If your Ouija board spells out C-H-R-I-S-T-M-A-S, you must have asked the question, “What holiday has replaced Halloween as the one with the most sales of Ouija boards?” It’s true – Google reports that sales of the board are up 300 per cent this year and supplies may be sold out before December 25th.
The sales jump is due primarily to the popularity of the recent horror film, “Ouija.” Regardless of the cause of this increase in demand for the most popular scary board game (at least until someone invents “Spooks and Adders” – Kickstarter project anyone?), it’s scaring exorcists, paranormal investigators, religious leaders and probably Santa’s elves too. Peter Irwin-Clark, a Church of England vicar, warns parents to cross Ouija boards off of their children’s wish list.
It’s like opening a shutter in one’s soul and letting in the supernatural. There are spiritual realities out there and they can be very negative.
Paranormal investigator Darren Ansell says he “wouldn’t touch an Ouija board with a barge pole” because of experiences like this:
I’ve witnessed tables walking down the hall on their own with just fingertips touching them.
Someone who looks like Santa and doesn’t believe Ouija boards have any supernatural powers or links to the underworld is James “The Amazing” Randi, who attributes its popularity to the ideomotor effect. In his tests, Randi blindfolded Ouija users and they spelled out nothing but gibberish. Randi’s “Million Dollar Challenge” remained unrewarded – now THAT would be a nice Christmas gift.

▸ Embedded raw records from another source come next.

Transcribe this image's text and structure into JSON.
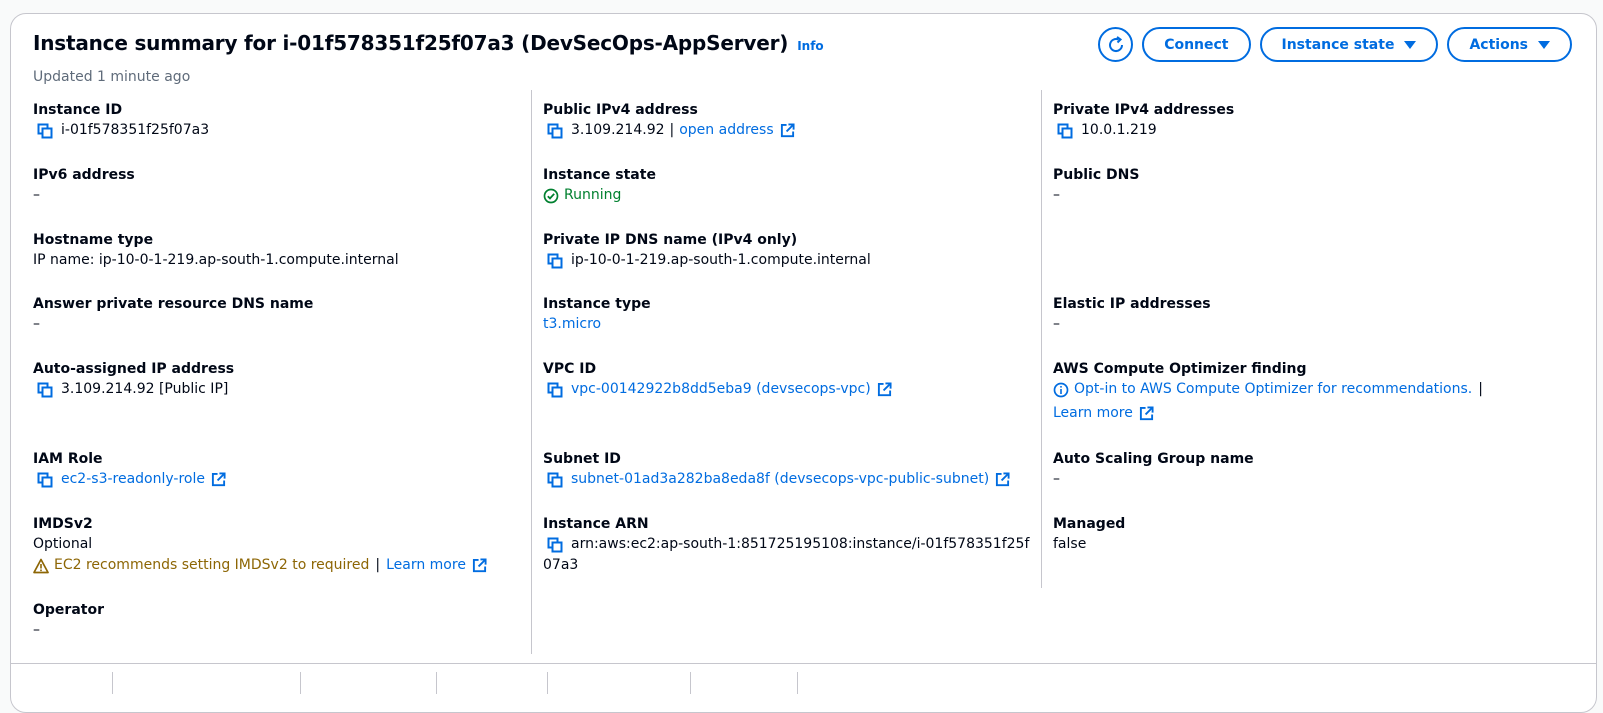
{
  "header": {
    "title": "Instance summary for i-01f578351f25f07a3 (DevSecOps-AppServer)",
    "info": "Info",
    "updated": "Updated 1 minute ago"
  },
  "buttons": {
    "connect": "Connect",
    "instance_state": "Instance state",
    "actions": "Actions"
  },
  "fields": {
    "instance_id": {
      "label": "Instance ID",
      "value": "i-01f578351f25f07a3"
    },
    "ipv6": {
      "label": "IPv6 address",
      "value": "–"
    },
    "hostname_type": {
      "label": "Hostname type",
      "value": "IP name: ip-10-0-1-219.ap-south-1.compute.internal"
    },
    "answer_dns": {
      "label": "Answer private resource DNS name",
      "value": "–"
    },
    "auto_ip": {
      "label": "Auto-assigned IP address",
      "value": "3.109.214.92 [Public IP]"
    },
    "iam_role": {
      "label": "IAM Role",
      "value": "ec2-s3-readonly-role"
    },
    "imdsv2": {
      "label": "IMDSv2",
      "value": "Optional",
      "warning": "EC2 recommends setting IMDSv2 to required",
      "sep": "|",
      "learn_more": "Learn more"
    },
    "operator": {
      "label": "Operator",
      "value": "–"
    },
    "public_ipv4": {
      "label": "Public IPv4 address",
      "value": "3.109.214.92",
      "sep": "|",
      "link": "open address"
    },
    "instance_state": {
      "label": "Instance state",
      "value": "Running"
    },
    "private_dns": {
      "label": "Private IP DNS name (IPv4 only)",
      "value": "ip-10-0-1-219.ap-south-1.compute.internal"
    },
    "instance_type": {
      "label": "Instance type",
      "value": "t3.micro"
    },
    "vpc_id": {
      "label": "VPC ID",
      "value": "vpc-00142922b8dd5eba9 (devsecops-vpc)"
    },
    "subnet_id": {
      "label": "Subnet ID",
      "value": "subnet-01ad3a282ba8eda8f (devsecops-vpc-public-subnet)"
    },
    "instance_arn": {
      "label": "Instance ARN",
      "line1": "arn:aws:ec2:ap-south-1:851725195108:instance/i-01f578351f25f",
      "line2": "07a3"
    },
    "private_ipv4": {
      "label": "Private IPv4 addresses",
      "value": "10.0.1.219"
    },
    "public_dns": {
      "label": "Public DNS",
      "value": "–"
    },
    "elastic_ip": {
      "label": "Elastic IP addresses",
      "value": "–"
    },
    "optimizer": {
      "label": "AWS Compute Optimizer finding",
      "value": "Opt-in to AWS Compute Optimizer for recommendations.",
      "sep": "|",
      "learn_more": "Learn more"
    },
    "asg": {
      "label": "Auto Scaling Group name",
      "value": "–"
    },
    "managed": {
      "label": "Managed",
      "value": "false"
    }
  },
  "colors": {
    "link": "#006ce0",
    "success": "#00802f",
    "warning": "#8d6605",
    "border": "#c6c6cd",
    "muted": "#5f6b7a"
  },
  "icons": [
    "refresh-icon",
    "caret-down-icon",
    "copy-icon",
    "external-link-icon",
    "check-circle-icon",
    "warning-icon",
    "info-circle-icon"
  ]
}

What do you think? A Ouija board under a Christmas tree with an angel on top and a Nativity scene underneath is pretty creepy, sacrilegious to some and definitely an oxymoron, but is it evil or dangerous to people (not to mention the tree)? Amazon, which delivers most of them (to the relief of Rudolph), and Hasbro, which is the largest manufacturer of the boards, don’t seem to be afraid. Neither do their stockholders. Perhaps that is the real evil.